It wasn’t until I was sitting on the bleachers with my basketball moms at a game on Tuesday afternoon, that I realized my thinking was not in line with other parents. I overheard two moms talking about the incident and turned around and asked them if their sons had stayed home the day before and they both nodded. When I’d picked my own son up from basketball practice after school on Monday, he immediately reported he was the only kid from our town in his group of friends to go to school that day. I asked about a few kids in particular, whose parents don’t seem to be over-reactors, and he confirmed they had not been in school that day either.

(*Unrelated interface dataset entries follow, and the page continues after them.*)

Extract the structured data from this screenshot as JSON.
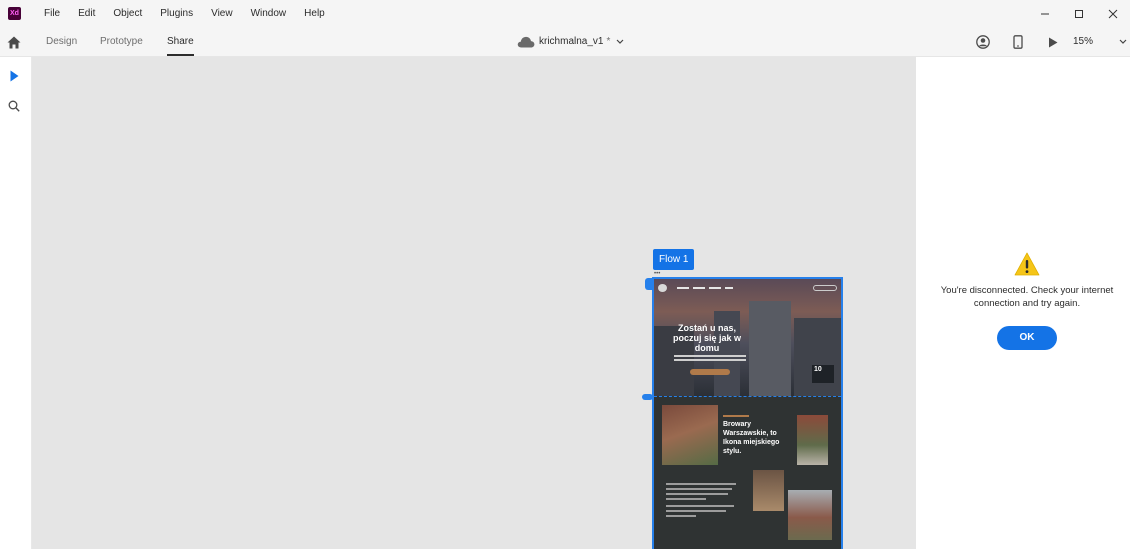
{
  "menubar": {
    "app_icon": "adobe-xd-logo",
    "app_badge_text": "Xd",
    "items": [
      "File",
      "Edit",
      "Object",
      "Plugins",
      "View",
      "Window",
      "Help"
    ]
  },
  "window_controls": {
    "icons": [
      "minimize-icon",
      "maximize-icon",
      "close-icon"
    ]
  },
  "modebar": {
    "tabs": [
      {
        "label": "Design",
        "active": false
      },
      {
        "label": "Prototype",
        "active": false
      },
      {
        "label": "Share",
        "active": true
      }
    ],
    "document": {
      "name": "krichmalna_v1",
      "modified_marker": "*",
      "icon": "cloud-icon"
    },
    "zoom": "15%",
    "right_icons": [
      "user-icon",
      "mobile-preview-icon",
      "play-icon"
    ]
  },
  "toolbar": {
    "tools": [
      "select-tool-icon",
      "zoom-tool-icon"
    ]
  },
  "canvas": {
    "flow_label": "Flow 1",
    "artboard": {
      "hero_title": "Zostań u nas, poczuj się jak w domu",
      "hero_badge": "10",
      "section_title": "Browary Warszawskie, to Ikona miejskiego stylu."
    }
  },
  "panel": {
    "icon": "warning-icon",
    "warning_color": "#f5c518",
    "message": "You're disconnected. Check your internet connection and try again.",
    "ok_label": "OK",
    "accent_color": "#1473e6"
  }
}
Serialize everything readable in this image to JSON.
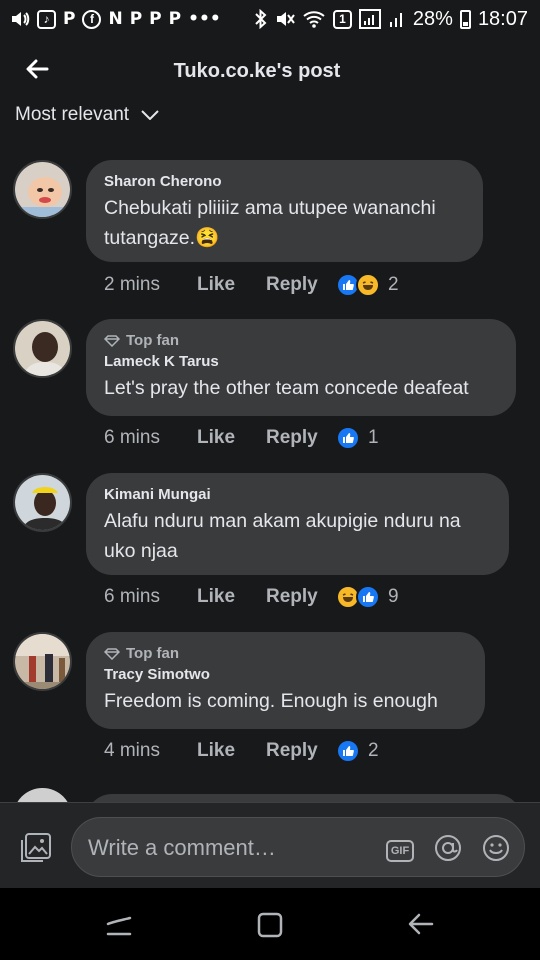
{
  "status_bar": {
    "left_icons": [
      "volume-icon",
      "tiktok-icon",
      "p-icon",
      "facebook-icon",
      "n-icon",
      "p-icon",
      "p-icon",
      "p-icon",
      "more-icon"
    ],
    "battery": "28%",
    "time": "18:07",
    "sim_label": "1"
  },
  "header": {
    "title": "Tuko.co.ke's post"
  },
  "sort": {
    "label": "Most relevant"
  },
  "comments": [
    {
      "author": "Sharon Cherono",
      "top_fan": false,
      "text": "Chebukati pliiiiz ama utupee wananchi tutangaze.😫",
      "time": "2 mins",
      "like": "Like",
      "reply": "Reply",
      "reactions": [
        "like",
        "haha"
      ],
      "count": "2"
    },
    {
      "author": "Lameck K Tarus",
      "top_fan": true,
      "top_fan_label": "Top fan",
      "text": "Let's pray the other team concede deafeat",
      "time": "6 mins",
      "like": "Like",
      "reply": "Reply",
      "reactions": [
        "like"
      ],
      "count": "1"
    },
    {
      "author": "Kimani Mungai",
      "top_fan": false,
      "text": "Alafu nduru man akam akupigie nduru na uko njaa",
      "time": "6 mins",
      "like": "Like",
      "reply": "Reply",
      "reactions": [
        "haha",
        "like"
      ],
      "count": "9"
    },
    {
      "author": "Tracy Simotwo",
      "top_fan": true,
      "top_fan_label": "Top fan",
      "text": "Freedom is coming. Enough is enough",
      "time": "4 mins",
      "like": "Like",
      "reply": "Reply",
      "reactions": [
        "like"
      ],
      "count": "2"
    }
  ],
  "composer": {
    "placeholder": "Write a comment…",
    "gif_label": "GIF"
  },
  "colors": {
    "background": "#18191a",
    "bubble": "#3a3b3c",
    "like_blue": "#1877f2",
    "haha_yellow": "#f7b928"
  }
}
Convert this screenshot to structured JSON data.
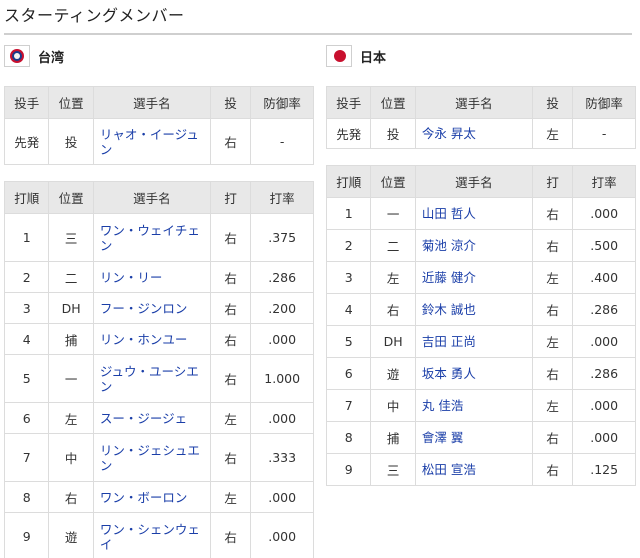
{
  "section_title": "スターティングメンバー",
  "teams": [
    {
      "name": "台湾",
      "flag_icon": "taiwan-flag-icon",
      "pitcher_headers": [
        "投手",
        "位置",
        "選手名",
        "投",
        "防御率"
      ],
      "pitcher": {
        "role": "先発",
        "pos": "投",
        "name": "リャオ・イージュン",
        "throws": "右",
        "era": "-"
      },
      "batter_headers": [
        "打順",
        "位置",
        "選手名",
        "打",
        "打率"
      ],
      "batters": [
        {
          "order": "1",
          "pos": "三",
          "name": "ワン・ウェイチェン",
          "bats": "右",
          "avg": ".375"
        },
        {
          "order": "2",
          "pos": "二",
          "name": "リン・リー",
          "bats": "右",
          "avg": ".286"
        },
        {
          "order": "3",
          "pos": "DH",
          "name": "フー・ジンロン",
          "bats": "右",
          "avg": ".200"
        },
        {
          "order": "4",
          "pos": "捕",
          "name": "リン・ホンユー",
          "bats": "右",
          "avg": ".000"
        },
        {
          "order": "5",
          "pos": "一",
          "name": "ジュウ・ユーシエン",
          "bats": "右",
          "avg": "1.000"
        },
        {
          "order": "6",
          "pos": "左",
          "name": "スー・ジージェ",
          "bats": "左",
          "avg": ".000"
        },
        {
          "order": "7",
          "pos": "中",
          "name": "リン・ジェシュエン",
          "bats": "右",
          "avg": ".333"
        },
        {
          "order": "8",
          "pos": "右",
          "name": "ワン・ボーロン",
          "bats": "左",
          "avg": ".000"
        },
        {
          "order": "9",
          "pos": "遊",
          "name": "ワン・シェンウェイ",
          "bats": "右",
          "avg": ".000"
        }
      ]
    },
    {
      "name": "日本",
      "flag_icon": "japan-flag-icon",
      "pitcher_headers": [
        "投手",
        "位置",
        "選手名",
        "投",
        "防御率"
      ],
      "pitcher": {
        "role": "先発",
        "pos": "投",
        "name": "今永 昇太",
        "throws": "左",
        "era": "-"
      },
      "batter_headers": [
        "打順",
        "位置",
        "選手名",
        "打",
        "打率"
      ],
      "batters": [
        {
          "order": "1",
          "pos": "一",
          "name": "山田 哲人",
          "bats": "右",
          "avg": ".000"
        },
        {
          "order": "2",
          "pos": "二",
          "name": "菊池 涼介",
          "bats": "右",
          "avg": ".500"
        },
        {
          "order": "3",
          "pos": "左",
          "name": "近藤 健介",
          "bats": "左",
          "avg": ".400"
        },
        {
          "order": "4",
          "pos": "右",
          "name": "鈴木 誠也",
          "bats": "右",
          "avg": ".286"
        },
        {
          "order": "5",
          "pos": "DH",
          "name": "吉田 正尚",
          "bats": "左",
          "avg": ".000"
        },
        {
          "order": "6",
          "pos": "遊",
          "name": "坂本 勇人",
          "bats": "右",
          "avg": ".286"
        },
        {
          "order": "7",
          "pos": "中",
          "name": "丸 佳浩",
          "bats": "左",
          "avg": ".000"
        },
        {
          "order": "8",
          "pos": "捕",
          "name": "會澤 翼",
          "bats": "右",
          "avg": ".000"
        },
        {
          "order": "9",
          "pos": "三",
          "name": "松田 宣浩",
          "bats": "右",
          "avg": ".125"
        }
      ]
    }
  ]
}
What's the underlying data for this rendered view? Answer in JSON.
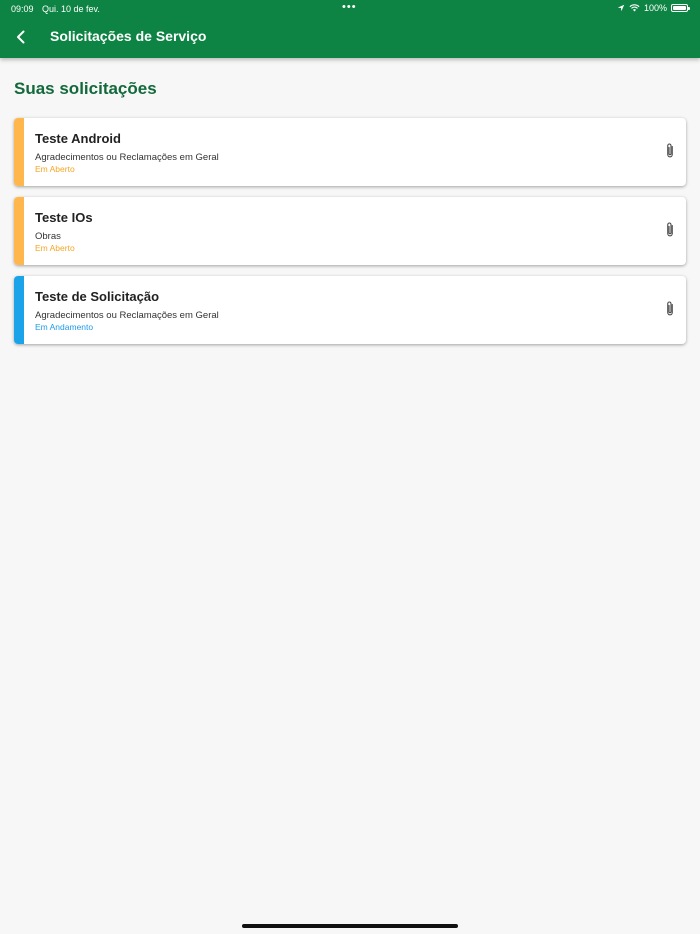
{
  "status_bar": {
    "time": "09:09",
    "date": "Qui. 10 de fev.",
    "dots": "•••",
    "battery": "100%"
  },
  "appbar": {
    "title": "Solicitações de Serviço",
    "color": "#0d8443"
  },
  "section": {
    "title": "Suas solicitações"
  },
  "requests": [
    {
      "title": "Teste Android",
      "category": "Agradecimentos ou Reclamações em Geral",
      "status": "Em Aberto",
      "status_color": "#f5a623",
      "stripe_color": "#ffb74d",
      "icon": "paperclip-icon"
    },
    {
      "title": "Teste IOs",
      "category": "Obras",
      "status": "Em Aberto",
      "status_color": "#f5a623",
      "stripe_color": "#ffb74d",
      "icon": "paperclip-icon"
    },
    {
      "title": "Teste de Solicitação",
      "category": "Agradecimentos ou Reclamações em Geral",
      "status": "Em Andamento",
      "status_color": "#1e9be8",
      "stripe_color": "#1aa3e8",
      "icon": "paperclip-icon"
    }
  ]
}
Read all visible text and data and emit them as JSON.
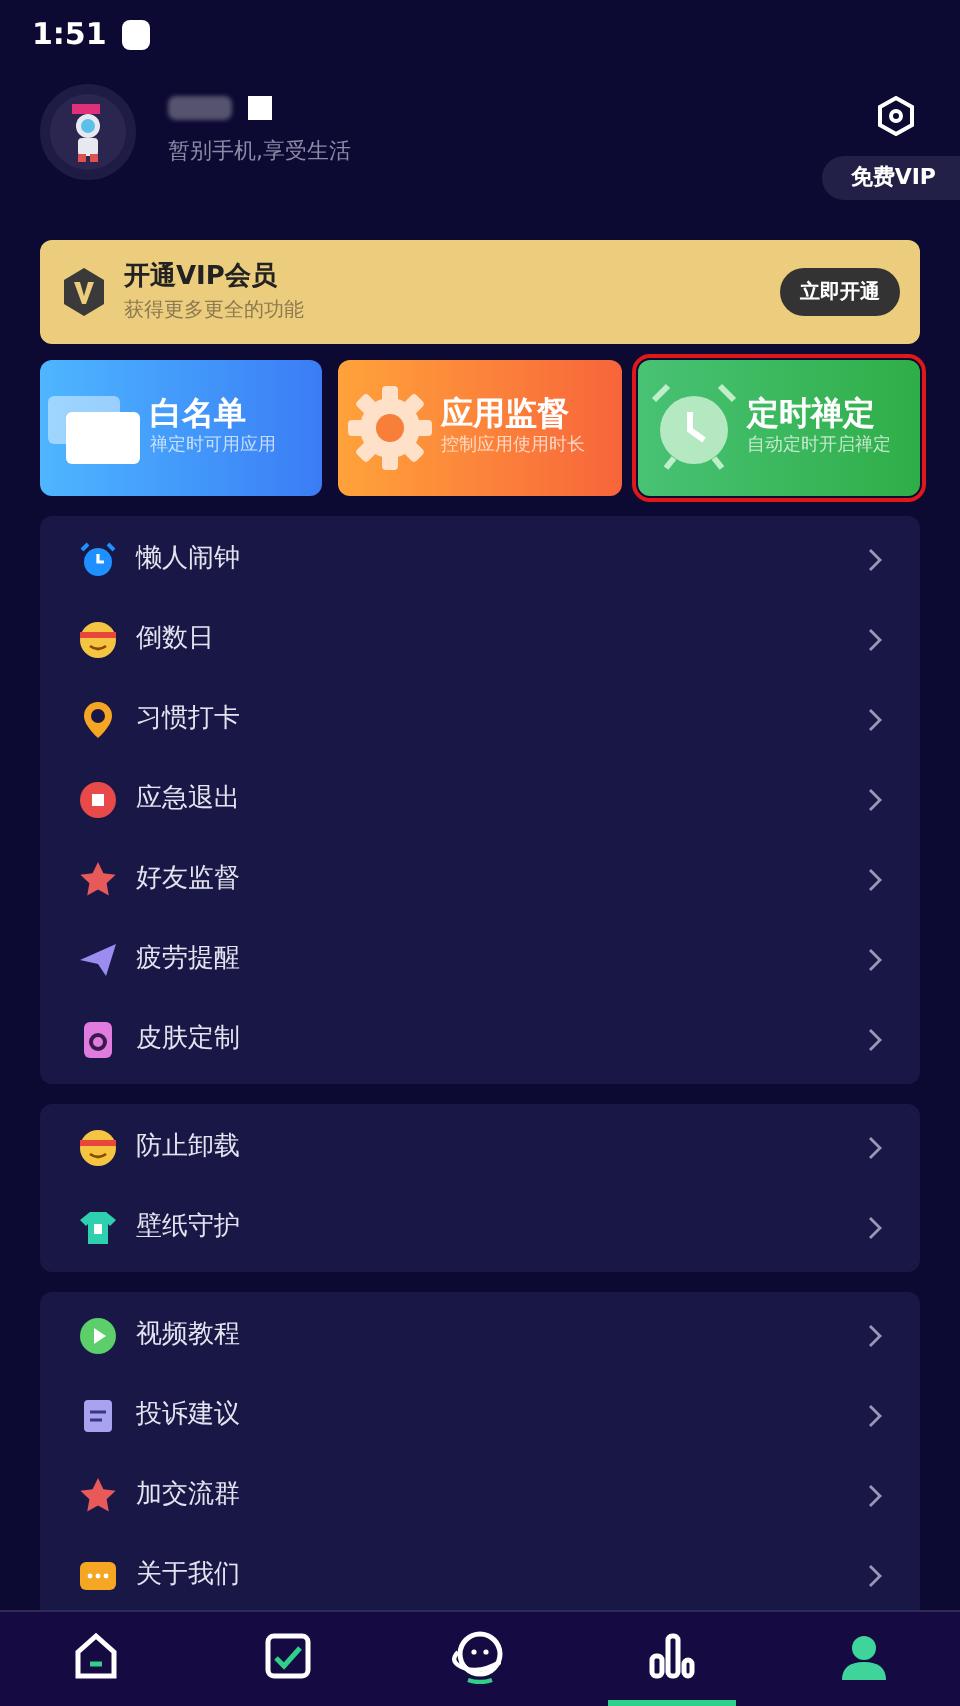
{
  "status_bar": {
    "time": "1:51"
  },
  "profile": {
    "tagline": "暂别手机,享受生活",
    "vip_pill": "免费VIP"
  },
  "vip_banner": {
    "title": "开通VIP会员",
    "subtitle": "获得更多更全的功能",
    "button": "立即开通"
  },
  "feature_cards": [
    {
      "kind": "folders",
      "title": "白名单",
      "subtitle": "禅定时可用应用",
      "highlighted": false
    },
    {
      "kind": "gear",
      "title": "应用监督",
      "subtitle": "控制应用使用时长",
      "highlighted": false
    },
    {
      "kind": "alarm",
      "title": "定时禅定",
      "subtitle": "自动定时开启禅定",
      "highlighted": true
    }
  ],
  "menu_groups": [
    {
      "items": [
        {
          "kind": "alarm",
          "label": "懒人闹钟"
        },
        {
          "kind": "face",
          "label": "倒数日"
        },
        {
          "kind": "pin",
          "label": "习惯打卡"
        },
        {
          "kind": "stop",
          "label": "应急退出"
        },
        {
          "kind": "star",
          "label": "好友监督"
        },
        {
          "kind": "plane",
          "label": "疲劳提醒"
        },
        {
          "kind": "skin",
          "label": "皮肤定制"
        }
      ]
    },
    {
      "items": [
        {
          "kind": "face",
          "label": "防止卸载"
        },
        {
          "kind": "shirt",
          "label": "壁纸守护"
        }
      ]
    },
    {
      "items": [
        {
          "kind": "play",
          "label": "视频教程"
        },
        {
          "kind": "note",
          "label": "投诉建议"
        },
        {
          "kind": "star",
          "label": "加交流群"
        },
        {
          "kind": "chat",
          "label": "关于我们"
        }
      ]
    }
  ],
  "bottom_nav": [
    {
      "kind": "home",
      "selected": false
    },
    {
      "kind": "check",
      "selected": false
    },
    {
      "kind": "planet",
      "selected": false
    },
    {
      "kind": "stats",
      "selected": true
    },
    {
      "kind": "person",
      "selected": false
    }
  ]
}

I texted him when I pulled up along the front of the school after basketball practice Monday and watched him emerge from the windowless brick building that is our high school, where a school shooting would not provide many means for a speedy exit, and watched him approach the car wearing shorts and a tshirt under the cold January sky. I’d moved into the copilot seat so he could drive home, something I’d promised earlier in the day. He’d just completed the 6 hours of driving needed to get your permit here in New Jersey, and I’d told him (in a moment of deep love earlier in the day, which I deeply regretted at pick up) that he could take the wheel and drive me home after school.
If you want to know what I think is a much more imminent threat to my own safety, and I guess his as well, it is sitting helpless next to a 16yo learning to drive (it was just his third time behind the wheel). In fact, if you were to chart my heart rate over the 24-hour period between when I heard about the potential for gun violence at our school and letting my kid drive me home, I can guarantee – based on the amount my armpits sweat during that 5-minute drive home – that the ride was way more harrowing.
Apparently, according to my children, my stress level while they are driving is over the top and unnatural. They’d even warned their youngest brother to expect me to be white knuckling alongside him as he drove. Apparently, their father is a much more relaxed passenger.
It always surprises me when my thinking is not in sync with the majority. I was just as surprised to learn that so many of my son’s classmates stayed home on Monday as that other parents don’t grip the door handle for dear life when their teenager is at the wheel. And I think that if I had been a younger mom, I would have worried about being judged about sending my son to school that day.
Maybe the most troubling part of this whole story (other than my son having to see me stagger around in the dark in my underpants searching for my phone) is that this is the world we are now living in. Where we see a picture of a gun and ambiguous message and fear for our children’s lives. And the only thing we can do about it is keep our children close, because no one else is doing anything about it.
We do nothing to place any real limits on who gets to have a gun and just what type of firearm they can get.
This is the new normal.
And that really is so much scarier than sitting next to a teenager learning how to drive.
I know, things can seem scary. And frustrating. At least we’re not alone. Sign up below to get my recent posts, delivered straight to your inbox. That’s not scary at all.